BEGIN DATA RECORDS
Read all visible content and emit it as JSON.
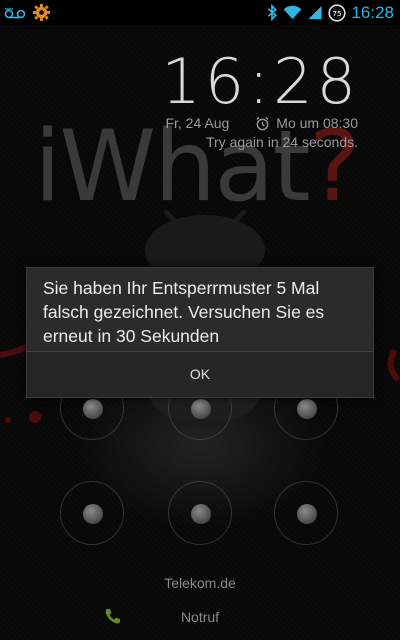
{
  "status_bar": {
    "left_icons": [
      "voicemail-icon",
      "settings-gear-icon"
    ],
    "right_icons": [
      "bluetooth-icon",
      "wifi-icon",
      "cell-signal-icon",
      "battery-icon"
    ],
    "battery_level": "75",
    "time": "16:28",
    "accent_color": "#33b5e5"
  },
  "wallpaper": {
    "logo_text": "iWhat",
    "logo_question": "?"
  },
  "lockscreen": {
    "time": "16:28",
    "date": "Fr, 24 Aug",
    "alarm": "Mo um 08:30",
    "try_again": "Try again in 24 seconds."
  },
  "dialog": {
    "message": "Sie haben Ihr Entsperrmuster 5 Mal falsch gezeichnet. Versuchen Sie es erneut in 30 Sekunden",
    "ok_label": "OK"
  },
  "footer": {
    "carrier": "Telekom.de",
    "emergency_label": "Notruf",
    "emergency_icon": "phone-icon"
  }
}
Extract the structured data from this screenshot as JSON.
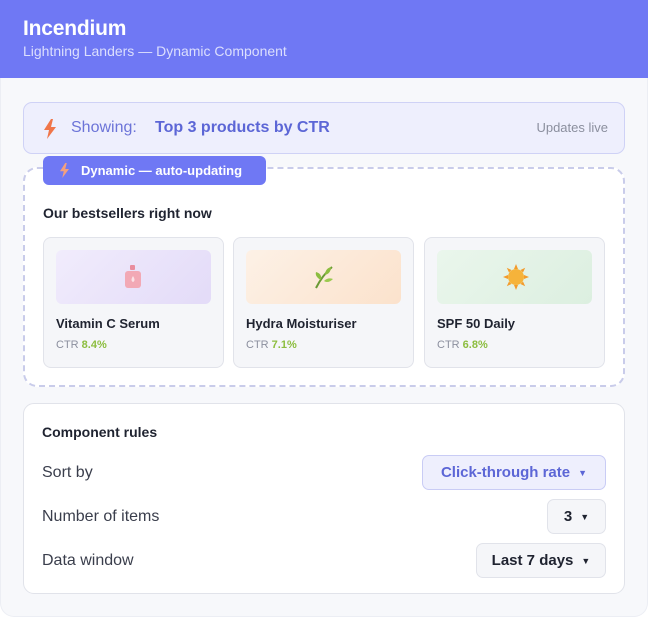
{
  "header": {
    "title": "Incendium",
    "subtitle": "Lightning Landers — Dynamic Component"
  },
  "showing": {
    "label": "Showing:",
    "value": "Top 3 products by CTR",
    "status": "Updates live"
  },
  "dynamic": {
    "badge": "Dynamic — auto-updating",
    "heading": "Our bestsellers right now",
    "ctr_prefix": "CTR",
    "products": [
      {
        "name": "Vitamin C Serum",
        "ctr": "8.4%",
        "icon": "serum-bottle-icon",
        "bg": "#ece7fb"
      },
      {
        "name": "Hydra Moisturiser",
        "ctr": "7.1%",
        "icon": "leaf-icon",
        "bg": "#fdeedd"
      },
      {
        "name": "SPF 50 Daily",
        "ctr": "6.8%",
        "icon": "sun-icon",
        "bg": "#e5f3e8"
      }
    ]
  },
  "rules": {
    "title": "Component rules",
    "sort_label": "Sort by",
    "sort_value": "Click-through rate",
    "items_label": "Number of items",
    "items_value": "3",
    "window_label": "Data window",
    "window_value": "Last 7 days"
  },
  "colors": {
    "accent": "#6f78f4",
    "ctr_green": "#8cbd3f",
    "bolt_orange": "#f0764a"
  }
}
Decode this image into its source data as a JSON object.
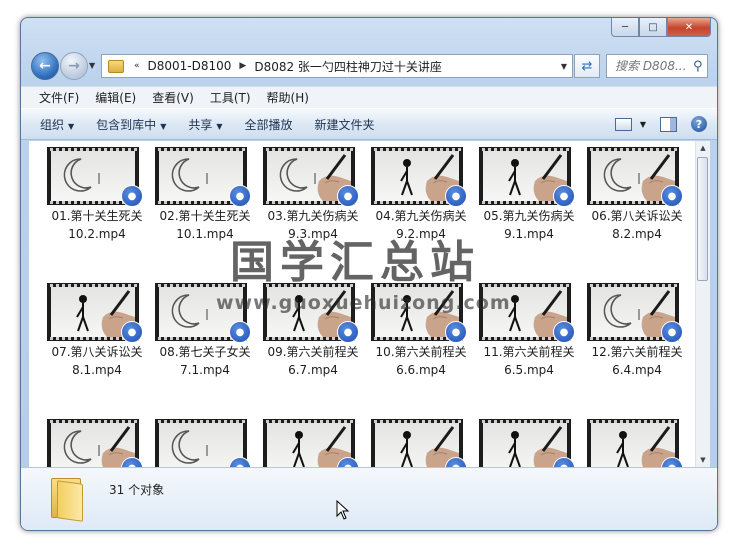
{
  "window": {
    "caption": {
      "minimize": "─",
      "maximize": "□",
      "close": "✕"
    }
  },
  "address": {
    "overflow": "«",
    "breadcrumbs": [
      "D8001-D8100",
      "D8082 张一勺四柱神刀过十关讲座"
    ],
    "search_placeholder": "搜索 D808..."
  },
  "menu": [
    "文件(F)",
    "编辑(E)",
    "查看(V)",
    "工具(T)",
    "帮助(H)"
  ],
  "toolbar": {
    "organize": "组织",
    "include_in_library": "包含到库中",
    "share": "共享",
    "play_all": "全部播放",
    "new_folder": "新建文件夹"
  },
  "files": [
    {
      "name": "01.第十关生死关10.2.mp4",
      "line1": "01.第十关生死关",
      "line2": "10.2.mp4",
      "thumb": "moon"
    },
    {
      "name": "02.第十关生死关10.1.mp4",
      "line1": "02.第十关生死关",
      "line2": "10.1.mp4",
      "thumb": "moon"
    },
    {
      "name": "03.第九关伤病关9.3.mp4",
      "line1": "03.第九关伤病关",
      "line2": "9.3.mp4",
      "thumb": "moon-hand"
    },
    {
      "name": "04.第九关伤病关9.2.mp4",
      "line1": "04.第九关伤病关",
      "line2": "9.2.mp4",
      "thumb": "figure-hand"
    },
    {
      "name": "05.第九关伤病关9.1.mp4",
      "line1": "05.第九关伤病关",
      "line2": "9.1.mp4",
      "thumb": "figure-hand"
    },
    {
      "name": "06.第八关诉讼关8.2.mp4",
      "line1": "06.第八关诉讼关",
      "line2": "8.2.mp4",
      "thumb": "moon-hand"
    },
    {
      "name": "07.第八关诉讼关8.1.mp4",
      "line1": "07.第八关诉讼关",
      "line2": "8.1.mp4",
      "thumb": "figure-hand"
    },
    {
      "name": "08.第七关子女关7.1.mp4",
      "line1": "08.第七关子女关",
      "line2": "7.1.mp4",
      "thumb": "moon"
    },
    {
      "name": "09.第六关前程关6.7.mp4",
      "line1": "09.第六关前程关",
      "line2": "6.7.mp4",
      "thumb": "figure-hand"
    },
    {
      "name": "10.第六关前程关6.6.mp4",
      "line1": "10.第六关前程关",
      "line2": "6.6.mp4",
      "thumb": "figure-hand"
    },
    {
      "name": "11.第六关前程关6.5.mp4",
      "line1": "11.第六关前程关",
      "line2": "6.5.mp4",
      "thumb": "figure-hand"
    },
    {
      "name": "12.第六关前程关6.4.mp4",
      "line1": "12.第六关前程关",
      "line2": "6.4.mp4",
      "thumb": "moon-hand"
    },
    {
      "name": "",
      "line1": "",
      "line2": "",
      "thumb": "moon-hand"
    },
    {
      "name": "",
      "line1": "",
      "line2": "",
      "thumb": "moon"
    },
    {
      "name": "",
      "line1": "",
      "line2": "",
      "thumb": "figure-hand"
    },
    {
      "name": "",
      "line1": "",
      "line2": "",
      "thumb": "figure-hand"
    },
    {
      "name": "",
      "line1": "",
      "line2": "",
      "thumb": "figure-hand"
    },
    {
      "name": "",
      "line1": "",
      "line2": "",
      "thumb": "figure-hand"
    }
  ],
  "status": {
    "count": "31 个对象"
  },
  "watermark": {
    "title": "国学汇总站",
    "url": "www.guoxuehuizong.com"
  },
  "icons": {
    "back": "back-arrow-icon",
    "forward": "forward-arrow-icon",
    "refresh": "refresh-icon",
    "search": "search-icon",
    "help": "help-icon",
    "badge": "media-player-icon"
  }
}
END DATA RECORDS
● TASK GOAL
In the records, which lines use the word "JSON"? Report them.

● ANSWER FOR THE TASK
Read all visible content and emit it as JSON.
Extract the structured data from this screenshot as JSON.
Decode this image into its source data as a JSON object.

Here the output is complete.